In a recent interview with EURACTIV, former European Commissioner for Environment Janez Potočnik said that the transformation of our current economic model could bring great opportunities both for our economies and for our quality of life.
“Whilst the Sustainable Development Goals are designed to benefit the entire world, all countries have the responsibility to make the plan a reality and their achievement should be at the very heart of European policy development,” he said.
Food waste takes centre stage in the EU’s ambitious Circular Economy plan, which includes legislative proposals on waste to stimulate Europe’s transition towards a circular economy. The Communication on Circular Economy called on the Commission to establish a platform dedicated to food waste prevention bringing together member states and all actors in the food chain.
According to the EU executive, approximately 88 million tons of food are wasted annually in the EU, with associated costs estimated at €143 billion.
The EU Platform on Food Losses and Food Waste (FLW) aims to support all actors in defining measures needed to prevent food waste, sharing best practice and evaluating the progress made over time.
The new platform
The FLW Platform is an informal Commission expert group, which will be composed of a maximum of 70 members representing the public and private sectors. It will include competent authorities from member states, EU umbrella organisations and federations involved in food waste prevention, NGOs, and EU bodies (e.g. Committee of Regions).
Chaired by a representative of the European Commission, the Platform will meet at least twice a year. Its main goal will be to assist the Commission “in identifying and prioritising actions to be taken at EU level in order to prevent food losses and food waste”. It will also help other member states identify and implement appropriate actions to take on a national, regional and local level.
According to the terms, the Platform will adopt its opinions, recommendations or reports by consensus.
In the event of a vote, the outcome of the vote shall be decided by simple majority of the members with those who have voted against shall have the right to have the reasons for their position recorded in the meeting report.
Turn to innovation
Annabelle Williams, managing director of RISE Foundation, an independent foundation whose main objective is to support a sustainable and internationally competitive rural economy across Europe, welcomed this “next step” in the EU Action Plan for the Circular Economy.
“The COP 21 Paris Agreement on Climate action and the Sustainable Development Goals have helped highlight the urgent need for systematic change in our food production and consumption systems,” Williams told euractiv.com. She added that the only way to address the unacceptably high levels of food waste in Europe is to bring stakeholders together from across the food chain.
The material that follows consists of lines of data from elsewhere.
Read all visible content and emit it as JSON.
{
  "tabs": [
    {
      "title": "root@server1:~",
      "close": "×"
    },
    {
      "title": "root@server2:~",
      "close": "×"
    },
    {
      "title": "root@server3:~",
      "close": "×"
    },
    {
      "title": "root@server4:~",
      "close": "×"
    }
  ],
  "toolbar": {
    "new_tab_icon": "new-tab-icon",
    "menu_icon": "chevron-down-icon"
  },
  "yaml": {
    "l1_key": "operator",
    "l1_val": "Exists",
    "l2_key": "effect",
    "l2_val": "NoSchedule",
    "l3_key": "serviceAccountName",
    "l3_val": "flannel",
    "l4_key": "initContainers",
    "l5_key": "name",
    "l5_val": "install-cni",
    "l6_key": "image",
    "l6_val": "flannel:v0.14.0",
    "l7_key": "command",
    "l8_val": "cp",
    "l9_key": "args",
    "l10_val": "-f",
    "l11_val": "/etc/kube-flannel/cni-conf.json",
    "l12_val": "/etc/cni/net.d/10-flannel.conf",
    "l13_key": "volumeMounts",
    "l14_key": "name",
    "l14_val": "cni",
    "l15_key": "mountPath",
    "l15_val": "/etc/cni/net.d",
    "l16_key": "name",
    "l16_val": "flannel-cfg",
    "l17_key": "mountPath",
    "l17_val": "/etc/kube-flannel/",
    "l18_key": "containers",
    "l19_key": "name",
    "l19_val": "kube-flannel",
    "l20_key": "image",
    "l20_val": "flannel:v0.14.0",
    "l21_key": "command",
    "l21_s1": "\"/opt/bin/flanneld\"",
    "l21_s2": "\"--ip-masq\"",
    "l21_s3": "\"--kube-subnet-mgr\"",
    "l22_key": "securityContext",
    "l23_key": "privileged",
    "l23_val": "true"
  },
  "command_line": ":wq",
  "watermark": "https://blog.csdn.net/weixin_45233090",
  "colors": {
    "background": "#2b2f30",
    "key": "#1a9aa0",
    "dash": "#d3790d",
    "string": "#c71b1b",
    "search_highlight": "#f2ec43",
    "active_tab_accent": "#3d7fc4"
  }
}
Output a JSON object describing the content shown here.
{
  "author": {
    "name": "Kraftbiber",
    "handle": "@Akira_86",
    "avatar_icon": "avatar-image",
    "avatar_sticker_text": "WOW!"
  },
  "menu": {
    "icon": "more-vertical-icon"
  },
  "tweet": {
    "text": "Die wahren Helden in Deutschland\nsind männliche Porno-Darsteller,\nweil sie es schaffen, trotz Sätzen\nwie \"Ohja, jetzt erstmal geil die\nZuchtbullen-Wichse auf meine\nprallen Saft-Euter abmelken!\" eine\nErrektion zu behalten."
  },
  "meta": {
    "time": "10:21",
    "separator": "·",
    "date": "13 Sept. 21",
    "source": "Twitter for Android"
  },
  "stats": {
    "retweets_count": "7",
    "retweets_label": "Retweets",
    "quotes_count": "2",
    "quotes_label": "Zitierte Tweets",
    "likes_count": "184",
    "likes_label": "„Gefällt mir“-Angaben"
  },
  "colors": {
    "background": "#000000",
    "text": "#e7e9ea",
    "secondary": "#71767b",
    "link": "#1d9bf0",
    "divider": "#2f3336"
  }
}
Stakeholders do not work in isolation, she said, but are rather part of a highly complex and inter-dependent chain, so systematic change can only come about if it is collective.
“From the production perspective, we need strong policy development that targets investment in innovation, knowledge transfer and structural change to help farmers to adapt their farming practices and become more resource use efficient,” she said.
“But we also need a greater investment and acceptance in managing unavoidable waste more effectively and so enabling the return of scarce nutrients back to our soils and the reduction of environmental pollution,” she added.
Milan’s Mayor, Giuliano Pisapi, recently told EURACTIV that food was at the core of some of our greatest problems, but at the same time, a vital part of their solution.
“That’s why 120 cities from all over the world have signed the Milan Urban Food Policy Pact, joining forces to build more sustainable urban food systems,” he stressed, adding that improving urban areas’ food culture and food systems will be fundamental in the next decades.
“It is therefore crucial that urban food strategies become a priority theme not only in the European Union, but at the global level. In October, in Quito, the New Urban Agenda will be adopted. We shall not lose the opportunity to change the future of our cities starting from food,” Pisapia added.